Report: Iran building spy satellite

It has also begun pulling foreign currency accounts from European banks.

By
January 20, 2006 21:03
1 minute read.
ahmadinejad in syria 298 ap

ahmadinejad 298 ap. (photo credit: AP)

 
X

Dear Reader,
As you can imagine, more people are reading The Jerusalem Post than ever before. Nevertheless, traditional business models are no longer sustainable and high-quality publications, like ours, are being forced to look for new ways to keep going. Unlike many other news organizations, we have not put up a paywall. We want to keep our journalism open and accessible and be able to keep providing you with news and analyses from the frontlines of Israel, the Middle East and the Jewish World.

As one of our loyal readers, we ask you to be our partner.

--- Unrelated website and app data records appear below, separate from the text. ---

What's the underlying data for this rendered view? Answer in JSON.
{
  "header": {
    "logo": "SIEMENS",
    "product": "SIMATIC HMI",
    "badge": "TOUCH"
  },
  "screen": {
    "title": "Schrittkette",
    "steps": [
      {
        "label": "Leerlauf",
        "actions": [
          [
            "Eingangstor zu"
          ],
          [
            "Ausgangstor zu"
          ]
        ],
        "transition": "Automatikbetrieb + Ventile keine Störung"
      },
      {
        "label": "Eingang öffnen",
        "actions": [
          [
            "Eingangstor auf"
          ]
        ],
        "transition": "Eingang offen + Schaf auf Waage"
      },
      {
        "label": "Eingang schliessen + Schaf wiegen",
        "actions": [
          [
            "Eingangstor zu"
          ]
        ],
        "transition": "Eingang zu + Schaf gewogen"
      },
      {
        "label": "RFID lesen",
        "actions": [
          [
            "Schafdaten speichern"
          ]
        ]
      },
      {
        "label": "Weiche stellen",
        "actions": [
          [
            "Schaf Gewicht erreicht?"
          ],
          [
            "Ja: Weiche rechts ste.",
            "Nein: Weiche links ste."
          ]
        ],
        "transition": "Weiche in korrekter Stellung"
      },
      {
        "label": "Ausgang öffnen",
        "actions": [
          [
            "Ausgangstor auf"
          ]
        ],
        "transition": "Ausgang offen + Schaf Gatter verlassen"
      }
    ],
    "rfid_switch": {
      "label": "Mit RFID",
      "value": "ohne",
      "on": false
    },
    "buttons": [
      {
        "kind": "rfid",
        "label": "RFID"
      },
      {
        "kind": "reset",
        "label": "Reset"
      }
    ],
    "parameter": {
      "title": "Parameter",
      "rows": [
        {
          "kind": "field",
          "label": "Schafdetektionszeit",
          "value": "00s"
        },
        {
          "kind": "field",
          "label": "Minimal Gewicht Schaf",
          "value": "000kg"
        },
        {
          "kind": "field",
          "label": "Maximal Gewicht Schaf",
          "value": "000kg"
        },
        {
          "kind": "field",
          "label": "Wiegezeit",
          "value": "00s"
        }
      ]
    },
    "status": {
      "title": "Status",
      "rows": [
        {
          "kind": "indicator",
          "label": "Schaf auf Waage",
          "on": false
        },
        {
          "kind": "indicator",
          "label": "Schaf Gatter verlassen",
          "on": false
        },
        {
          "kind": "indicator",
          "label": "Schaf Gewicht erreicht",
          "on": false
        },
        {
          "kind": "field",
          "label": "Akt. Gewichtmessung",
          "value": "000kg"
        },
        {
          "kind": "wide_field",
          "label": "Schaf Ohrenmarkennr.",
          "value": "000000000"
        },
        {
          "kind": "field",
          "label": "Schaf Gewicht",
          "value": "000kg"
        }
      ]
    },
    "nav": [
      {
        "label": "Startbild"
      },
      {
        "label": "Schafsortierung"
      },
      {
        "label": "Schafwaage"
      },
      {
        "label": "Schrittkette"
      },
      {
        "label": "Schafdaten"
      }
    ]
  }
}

For $5 a month you will receive access to the following:

  • A user experience almost completely free of ads
  • Access to our Premium Section
  • Content from the award-winning Jerusalem Report and our monthly magazine to learn Hebrew - Ivrit
  • A brand new ePaper featuring the daily newspaper as it appears in print in Israel

Help us grow and continue telling Israel’s story to the world.

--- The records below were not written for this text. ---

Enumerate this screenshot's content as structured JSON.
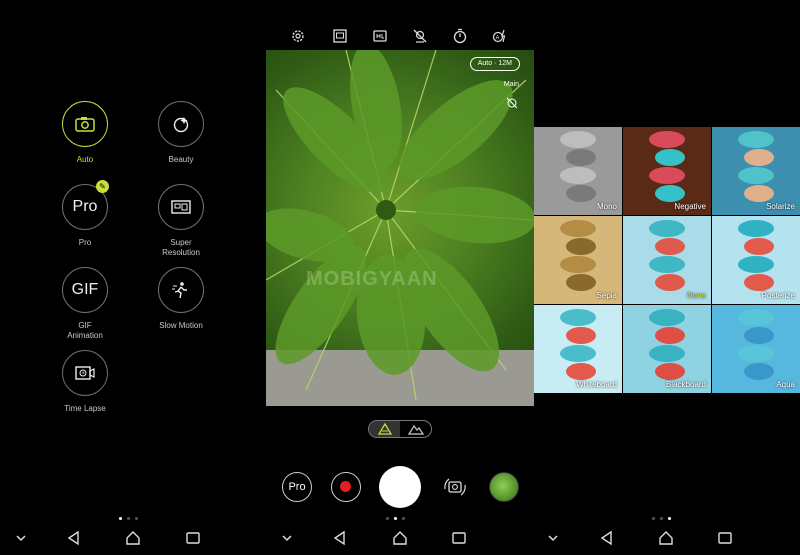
{
  "modes": [
    {
      "label": "Auto",
      "icon": "camera-icon",
      "glyph": "",
      "active": true
    },
    {
      "label": "Beauty",
      "icon": "beauty-icon",
      "glyph": "",
      "active": false
    },
    {
      "label": "Pro",
      "icon": "pro-icon",
      "glyph": "Pro",
      "active": false
    },
    {
      "label": "Super Resolution",
      "icon": "super-resolution-icon",
      "glyph": "",
      "active": false
    },
    {
      "label": "GIF Animation",
      "icon": "gif-icon",
      "glyph": "GIF",
      "active": false
    },
    {
      "label": "Slow Motion",
      "icon": "slow-motion-icon",
      "glyph": "",
      "active": false
    },
    {
      "label": "Time Lapse",
      "icon": "time-lapse-icon",
      "glyph": "",
      "active": false
    }
  ],
  "viewfinder": {
    "resolution_pill": "Auto · 12M",
    "camera_label": "Main",
    "watermark": "MOBIGYAAN"
  },
  "controls": {
    "pro_label": "Pro"
  },
  "filters": [
    {
      "name": "Mono",
      "bg": "#9a9a9a",
      "c1": "#7a7a7a",
      "c2": "#bdbdbd"
    },
    {
      "name": "Negative",
      "bg": "#5b2a16",
      "c1": "#36c1c9",
      "c2": "#d94a5b"
    },
    {
      "name": "Solarize",
      "bg": "#3d8fb0",
      "c1": "#e0b08c",
      "c2": "#4fc3c9"
    },
    {
      "name": "Sepia",
      "bg": "#d6b77a",
      "c1": "#8a6a2c",
      "c2": "#b58c44"
    },
    {
      "name": "None",
      "bg": "#a9dbe8",
      "c1": "#e05a4b",
      "c2": "#3fb7c4"
    },
    {
      "name": "Posterize",
      "bg": "#b4e2ef",
      "c1": "#e25a4b",
      "c2": "#2fb3c3"
    },
    {
      "name": "Whiteboard",
      "bg": "#c7ecf4",
      "c1": "#e25a4b",
      "c2": "#49bdca"
    },
    {
      "name": "Blackboard",
      "bg": "#8fd3e3",
      "c1": "#dd4e44",
      "c2": "#39b2c1"
    },
    {
      "name": "Aqua",
      "bg": "#56b8de",
      "c1": "#3a98c9",
      "c2": "#58c6d9"
    }
  ],
  "colors": {
    "accent": "#c9dd3a",
    "record": "#e02020"
  }
}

Thank you,

Ronit Hasin-Hochman, CEO, Jerusalem Post Group
Yaakov Katz, Editor-in-Chief

UPGRADE YOUR JPOST EXPERIENCE FOR 5$ PER MONTH Show me later Don't show it again

Iran announced Friday it has begun pulling its foreign currency accounts out of European banks, an amount analysts said could reach $50 billion, to protect its assets from possible UN sanctions over its nuclear program. Iran also called for a reduction in OPEC oil production, raising the possibility that the country's oil prowess would be deployed in the standoff with the West. The move also deprives Europe of an important lever to influence Iran and could weaken its resolve to push Iran to give up key parts of its nuclear program, analysts said. The US State Department responded Friday, saying Iran is isolating itself further from the world by withdrawing its foreign currency deposits from European banks. "I don't know what it is that they hope to accomplish by doing this," spokesman Sean McCormack said. Asked whether the Iranian action would result in lost leverage for Europe in its dealings with Iran, McCormack said the EU-3 tried to use the available levers that it had with Iran to promote serious negotiations. That effort, he said, "didn't work." Stuart Eizenstat, who helped negotiate sanctions against Iran after the 1979 hostage crisis, said the Iranian currency action could weaken European resolve to ensure that Iran does not acquire nuclear weapons. Also, according to a Channel 2 report Friday, Iran is working with an Italian company to build a spy satellite, showing documents outlining the deal and still photos of meetings between Italian company officials and Iranians. The documents, with the title "The Mesbah Project," explain what the satellite's abilities would be and what it would look like. The Iranians are working with the Italian company Carlo Gavazzi Space, the report said. An Israeli satellite expert said Mesbah would be a simple satellite, but that the Iranians are gathering important research and development data that will allow them to independently build their own satellite in the future. In related news, an Iranian exile group claimed Friday that Tehran had acquired banned machinery to further the country's nuclear weapons ambitions. The group, the National Council of Resistance of Iran, also claimed that the machinery, which they identified as a "hot press" and a "hot iso-static press," was being kept at a secret site 40 kilometers (25 miles) west of Tehran.

Related Content

August 15, 2018
US tensions with Turkey deepen amid standoff over detained pastor

By MICHAEL WILNER